The invasive Lantana Camara has taken over 40 percent of tiger habitats. [Photo (c) Wildlife SOS/Akash Dolas]
The invasive Lantana Camara has taken over 40 percent of tiger habitats. [Photo (c) Wildlife SOS/Akash Dolas]

However, the release of many of these exotic and invasive animals into the wild remains unrecorded, and so, it is difficult to research the exact impact that the illegal pet trade has had on the natural environment. Wildlife SOS has previously worked with the Singapore government and the Singapore non-profit ACRES to ensure the repatriation of over 50 All-star tortoises that were being smuggled by poachers in Singapore. Thanks to the vigilance of the Singaporean government, these turtles were safely brought back to India, where they reacclimated to their native land and were slowly released.

Wildlife SOS’ anti-poaching squad, Forest Watch, assists enforcement agencies like the forest department, Wildlife Crime Control Bureau, and Central Bureau of Investigation, by gathering and relaying valuable intelligence pertaining to wildlife trafficking and crimes. In the past, we have assisted enforcement authorities in the seizure of tiger skins and body parts and was instrumental in nabbing tiger poachers.

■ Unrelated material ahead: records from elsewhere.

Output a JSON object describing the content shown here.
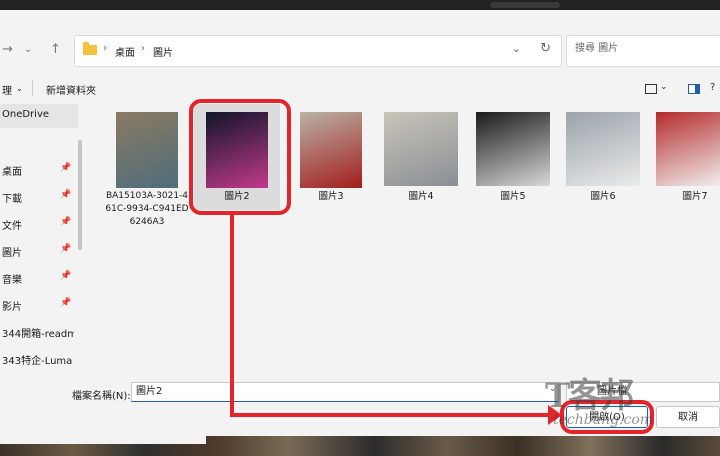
{
  "address": {
    "crumbs": [
      "桌面",
      "圖片"
    ],
    "search_placeholder": "搜尋 圖片"
  },
  "toolbar": {
    "organize": "理",
    "new_folder": "新增資料夾"
  },
  "sidebar": {
    "items": [
      {
        "label": "OneDrive",
        "pinned": false
      },
      {
        "label": "桌面",
        "pinned": true
      },
      {
        "label": "下載",
        "pinned": true
      },
      {
        "label": "文件",
        "pinned": true
      },
      {
        "label": "圖片",
        "pinned": true
      },
      {
        "label": "音樂",
        "pinned": true
      },
      {
        "label": "影片",
        "pinned": true
      },
      {
        "label": "344開箱-readm",
        "pinned": false
      },
      {
        "label": "343特企-Luma",
        "pinned": false
      }
    ]
  },
  "files": [
    {
      "name": "BA15103A-3021-461C-9934-C941ED6246A3",
      "selected": false,
      "colors": [
        "#8a7a63",
        "#4f6d7a"
      ]
    },
    {
      "name": "圖片2",
      "selected": true,
      "colors": [
        "#10152a",
        "#c23a8a"
      ]
    },
    {
      "name": "圖片3",
      "selected": false,
      "colors": [
        "#b9b2a6",
        "#a31d1d"
      ]
    },
    {
      "name": "圖片4",
      "selected": false,
      "colors": [
        "#c9c4b8",
        "#8a8f95"
      ]
    },
    {
      "name": "圖片5",
      "selected": false,
      "colors": [
        "#1a1a1a",
        "#d8d8d8"
      ]
    },
    {
      "name": "圖片6",
      "selected": false,
      "colors": [
        "#9aa3aa",
        "#eaeaea"
      ]
    },
    {
      "name": "圖片7",
      "selected": false,
      "colors": [
        "#b52b2b",
        "#f2f2f2"
      ]
    }
  ],
  "footer": {
    "filename_label": "檔案名稱(N):",
    "filename_value": "圖片2",
    "filter": "圖片檔",
    "open": "開啟(O)",
    "cancel": "取消"
  },
  "watermark": {
    "big": "T客邦",
    "small": "techbang.com"
  },
  "colors": {
    "highlight": "#e3242b",
    "accent": "#1a5fb4"
  }
}
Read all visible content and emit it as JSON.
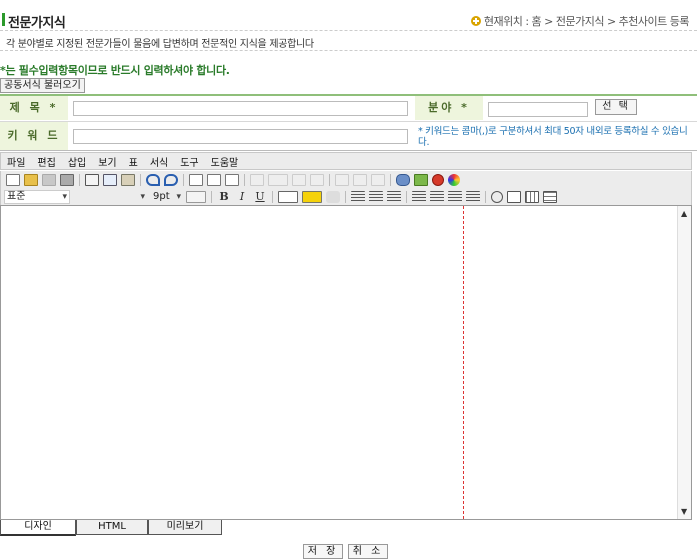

If you wish to support our lifesaving work and anti-poaching activities, you can donate to us. In case you wish to connect with our team to organise and awareness session with your school, college or institution, you can email us at education@wildlifesos.org 



Related Articles

Leave a Reply

Your email address will not be published. Required fields are marked *

Back to top button

Adblock Detected

Hi there we hope you will like us.